General Motors Rejects Activist Investor's Proposal For Dual-class Stock Structure

Like He Did With Apple David Einhorn Wants GM To Create 2 Share Classes

Billionaire hedge fund manager David Einhorn has called for the company to create a dual-class share structure that would effectively eliminate the dividend on the common stock.

Einhorn, the founder of $9 billion hedge fund Greenlight Capital, wants shareholders to pressure GM to offer one class of stock that would receive the auto manufacturer's current dividends and another that would be more growth oriented.

The investor also nominated a slate of four candidates for election to GM's board - a move GM also rejected. The company said it believes GM could lower its cost of capital and unlock between $13 billion and $38 billion in shareholder value.

In addition, General Motors Company (NYSE:GM) said its board has decided not to recommend any of Greenlight's nominees for election to the board.

General Motors noted that elimination of the dividend on GM's existing common stock would likely lead to selling pressure by a significant universe of institutional owners and cause concern and confusion among retail holders, resulting in downward pressure on its share price.

GM shareholder Bob Olstein, chairman of Olstein Capital Management, understands Einhorn's frustrations but thinks the stock can go higher without any financial engineering.

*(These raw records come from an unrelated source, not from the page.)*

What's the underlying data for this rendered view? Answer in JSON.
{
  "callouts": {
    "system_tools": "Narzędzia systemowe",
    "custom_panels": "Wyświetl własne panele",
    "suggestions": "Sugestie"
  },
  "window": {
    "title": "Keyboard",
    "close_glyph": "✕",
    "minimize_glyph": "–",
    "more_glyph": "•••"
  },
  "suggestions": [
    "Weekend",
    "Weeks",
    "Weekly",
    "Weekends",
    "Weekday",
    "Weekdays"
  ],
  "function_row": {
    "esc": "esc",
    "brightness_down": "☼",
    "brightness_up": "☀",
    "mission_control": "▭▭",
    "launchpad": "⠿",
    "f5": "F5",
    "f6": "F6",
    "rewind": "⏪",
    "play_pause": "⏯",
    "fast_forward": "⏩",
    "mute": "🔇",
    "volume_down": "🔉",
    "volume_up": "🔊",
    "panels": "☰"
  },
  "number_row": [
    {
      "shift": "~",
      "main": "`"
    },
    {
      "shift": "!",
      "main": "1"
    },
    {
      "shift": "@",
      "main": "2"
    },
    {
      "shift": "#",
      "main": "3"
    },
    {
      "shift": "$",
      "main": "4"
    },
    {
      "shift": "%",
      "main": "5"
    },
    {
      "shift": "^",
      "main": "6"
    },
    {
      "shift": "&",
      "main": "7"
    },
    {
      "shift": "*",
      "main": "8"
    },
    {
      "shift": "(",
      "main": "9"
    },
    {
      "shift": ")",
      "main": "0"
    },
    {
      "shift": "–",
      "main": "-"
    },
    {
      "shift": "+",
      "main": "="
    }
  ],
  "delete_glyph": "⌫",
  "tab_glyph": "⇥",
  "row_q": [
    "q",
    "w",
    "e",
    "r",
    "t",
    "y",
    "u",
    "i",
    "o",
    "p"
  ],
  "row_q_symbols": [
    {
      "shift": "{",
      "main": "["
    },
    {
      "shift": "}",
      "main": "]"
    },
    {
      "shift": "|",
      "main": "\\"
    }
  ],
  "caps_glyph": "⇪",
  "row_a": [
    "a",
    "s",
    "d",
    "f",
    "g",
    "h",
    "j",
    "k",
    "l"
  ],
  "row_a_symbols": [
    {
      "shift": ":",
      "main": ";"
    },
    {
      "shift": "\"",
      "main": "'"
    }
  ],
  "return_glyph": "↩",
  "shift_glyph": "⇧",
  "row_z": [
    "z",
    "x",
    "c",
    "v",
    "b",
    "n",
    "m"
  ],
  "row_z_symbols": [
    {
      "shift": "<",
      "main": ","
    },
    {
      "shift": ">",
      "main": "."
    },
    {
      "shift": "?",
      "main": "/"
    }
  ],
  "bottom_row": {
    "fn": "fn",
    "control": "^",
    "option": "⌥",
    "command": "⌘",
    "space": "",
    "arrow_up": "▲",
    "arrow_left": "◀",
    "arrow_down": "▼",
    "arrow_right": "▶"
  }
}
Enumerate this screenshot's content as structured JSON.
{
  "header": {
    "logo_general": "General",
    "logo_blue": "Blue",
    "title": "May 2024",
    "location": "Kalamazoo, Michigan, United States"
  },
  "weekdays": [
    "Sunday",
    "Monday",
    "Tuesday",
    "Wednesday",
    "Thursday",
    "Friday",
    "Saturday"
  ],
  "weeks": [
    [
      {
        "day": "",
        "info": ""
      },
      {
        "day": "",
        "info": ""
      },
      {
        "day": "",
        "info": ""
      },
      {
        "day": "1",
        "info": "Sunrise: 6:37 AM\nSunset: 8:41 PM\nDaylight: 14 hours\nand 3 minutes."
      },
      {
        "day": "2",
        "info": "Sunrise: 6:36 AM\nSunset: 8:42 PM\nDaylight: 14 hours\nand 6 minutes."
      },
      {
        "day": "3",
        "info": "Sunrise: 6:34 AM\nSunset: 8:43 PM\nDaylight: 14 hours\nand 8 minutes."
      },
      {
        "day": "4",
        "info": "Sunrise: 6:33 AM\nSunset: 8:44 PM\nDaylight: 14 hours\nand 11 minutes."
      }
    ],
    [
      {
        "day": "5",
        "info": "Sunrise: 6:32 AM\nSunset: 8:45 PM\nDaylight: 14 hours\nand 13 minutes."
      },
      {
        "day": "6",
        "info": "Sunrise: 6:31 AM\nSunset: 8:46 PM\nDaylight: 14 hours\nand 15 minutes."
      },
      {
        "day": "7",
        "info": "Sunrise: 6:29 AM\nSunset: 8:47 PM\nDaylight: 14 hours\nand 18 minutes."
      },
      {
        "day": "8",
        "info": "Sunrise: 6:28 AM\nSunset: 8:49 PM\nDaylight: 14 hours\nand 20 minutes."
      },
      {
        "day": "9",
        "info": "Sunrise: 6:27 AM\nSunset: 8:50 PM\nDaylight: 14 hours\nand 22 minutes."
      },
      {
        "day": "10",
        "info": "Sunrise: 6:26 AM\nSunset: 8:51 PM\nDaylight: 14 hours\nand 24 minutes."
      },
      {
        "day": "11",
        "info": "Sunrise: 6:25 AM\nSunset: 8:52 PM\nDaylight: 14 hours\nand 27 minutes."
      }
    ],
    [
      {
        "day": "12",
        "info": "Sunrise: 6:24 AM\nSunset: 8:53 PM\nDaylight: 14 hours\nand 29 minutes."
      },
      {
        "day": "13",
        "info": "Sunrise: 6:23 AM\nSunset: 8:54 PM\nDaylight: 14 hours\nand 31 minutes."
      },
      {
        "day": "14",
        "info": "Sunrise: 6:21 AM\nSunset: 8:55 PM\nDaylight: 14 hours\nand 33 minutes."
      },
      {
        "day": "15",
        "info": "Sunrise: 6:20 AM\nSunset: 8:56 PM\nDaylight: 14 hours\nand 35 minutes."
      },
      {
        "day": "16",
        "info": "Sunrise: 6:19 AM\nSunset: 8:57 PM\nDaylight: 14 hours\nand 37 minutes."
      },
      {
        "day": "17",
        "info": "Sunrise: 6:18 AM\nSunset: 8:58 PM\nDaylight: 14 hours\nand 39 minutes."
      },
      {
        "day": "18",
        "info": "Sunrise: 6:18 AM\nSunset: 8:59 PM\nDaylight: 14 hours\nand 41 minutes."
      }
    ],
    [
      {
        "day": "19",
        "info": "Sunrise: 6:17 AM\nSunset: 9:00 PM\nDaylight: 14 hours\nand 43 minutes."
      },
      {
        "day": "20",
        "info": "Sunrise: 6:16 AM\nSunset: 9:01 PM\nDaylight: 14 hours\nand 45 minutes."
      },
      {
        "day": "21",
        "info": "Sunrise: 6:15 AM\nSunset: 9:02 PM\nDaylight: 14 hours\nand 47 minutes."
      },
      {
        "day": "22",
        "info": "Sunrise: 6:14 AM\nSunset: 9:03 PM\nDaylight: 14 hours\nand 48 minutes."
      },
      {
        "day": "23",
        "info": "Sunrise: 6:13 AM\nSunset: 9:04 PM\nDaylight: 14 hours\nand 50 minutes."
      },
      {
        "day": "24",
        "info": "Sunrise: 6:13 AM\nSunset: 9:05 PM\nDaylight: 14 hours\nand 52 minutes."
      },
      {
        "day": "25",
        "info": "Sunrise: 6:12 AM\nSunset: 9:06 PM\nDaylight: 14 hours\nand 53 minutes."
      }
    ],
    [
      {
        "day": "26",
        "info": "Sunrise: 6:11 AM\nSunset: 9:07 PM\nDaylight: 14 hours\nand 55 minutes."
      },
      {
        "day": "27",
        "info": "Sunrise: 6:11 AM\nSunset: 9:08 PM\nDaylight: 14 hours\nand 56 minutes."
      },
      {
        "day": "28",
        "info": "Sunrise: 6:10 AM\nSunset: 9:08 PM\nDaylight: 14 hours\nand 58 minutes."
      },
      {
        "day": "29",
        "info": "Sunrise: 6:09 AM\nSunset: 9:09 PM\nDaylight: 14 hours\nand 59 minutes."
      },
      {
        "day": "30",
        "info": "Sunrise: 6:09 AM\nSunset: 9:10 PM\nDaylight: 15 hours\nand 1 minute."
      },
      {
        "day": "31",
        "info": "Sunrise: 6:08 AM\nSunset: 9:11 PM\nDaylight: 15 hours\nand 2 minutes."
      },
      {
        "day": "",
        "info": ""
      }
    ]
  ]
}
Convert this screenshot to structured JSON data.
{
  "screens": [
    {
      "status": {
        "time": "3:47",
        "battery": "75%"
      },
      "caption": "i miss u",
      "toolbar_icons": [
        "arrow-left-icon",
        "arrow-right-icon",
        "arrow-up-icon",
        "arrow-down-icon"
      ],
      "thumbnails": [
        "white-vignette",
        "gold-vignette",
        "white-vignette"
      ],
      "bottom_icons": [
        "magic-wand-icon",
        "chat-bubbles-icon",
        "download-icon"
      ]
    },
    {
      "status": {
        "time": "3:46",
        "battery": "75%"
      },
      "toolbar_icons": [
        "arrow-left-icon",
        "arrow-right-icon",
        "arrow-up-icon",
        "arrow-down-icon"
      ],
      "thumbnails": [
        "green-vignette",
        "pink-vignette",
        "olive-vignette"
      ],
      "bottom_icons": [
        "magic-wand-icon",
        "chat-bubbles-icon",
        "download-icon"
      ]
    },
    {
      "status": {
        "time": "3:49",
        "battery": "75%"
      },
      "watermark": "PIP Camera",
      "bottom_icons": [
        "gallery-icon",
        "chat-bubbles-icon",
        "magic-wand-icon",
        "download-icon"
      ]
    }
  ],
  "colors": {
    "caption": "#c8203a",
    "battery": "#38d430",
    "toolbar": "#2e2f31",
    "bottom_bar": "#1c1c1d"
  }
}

For CEO Mary Barra, this is the second go-round with an activist in just two years.

Losing the investment-grade credit rating would raise borrowing costs at GM Financial, the company's in-house financing arm. GM said the dividend shares would not help it sell more cars or drive higher profitability or generate more cash flow and it does not address factors in the automotive industry that have affected GM's stock price.

DETROIT (AP) - General Motors has rejected a proposal from investor David Einhorn to split its stock into two classes.

Greenlight Capital holds 0.88% of General Motors shares, with the holding valued at more than $450 million. The Dividend Shares would appeal to yield-focused investors. GM said Greenlight's proposal changed over time, but it believes Greenlight's current proposal carries new risks such as the loss of investment-grade credit rating and governance challenges for two classes of stock. Greenlight has held GM shares since early 2011, months after the largest US automaker rebounded from a government-backed bankruptcy with an initial public offering. Greenlight has held GM shares since early 2011, months after the largest USA automaker rebounded from government-backed bankruptcy with an initial public offering. So, essentially, we are now learning about the offer because Greenlight Capital needs the backing of more shareholders to force the split. In March 2015, GM announced a $5 billion share buyback program to avoid a public standoff with a group of major investors. While GM has the Chevrolet Bolt electric vehicle hitting the market this year ahead of Tesla Inc.'s Model 3, the upstart run by Elon Musk is gaining on GM in market capitalization. GM expects to return approximately $7 billion in cash to shareholders in 2017, bringing total cash returns to shareholders to approximately $25 billion since 2012.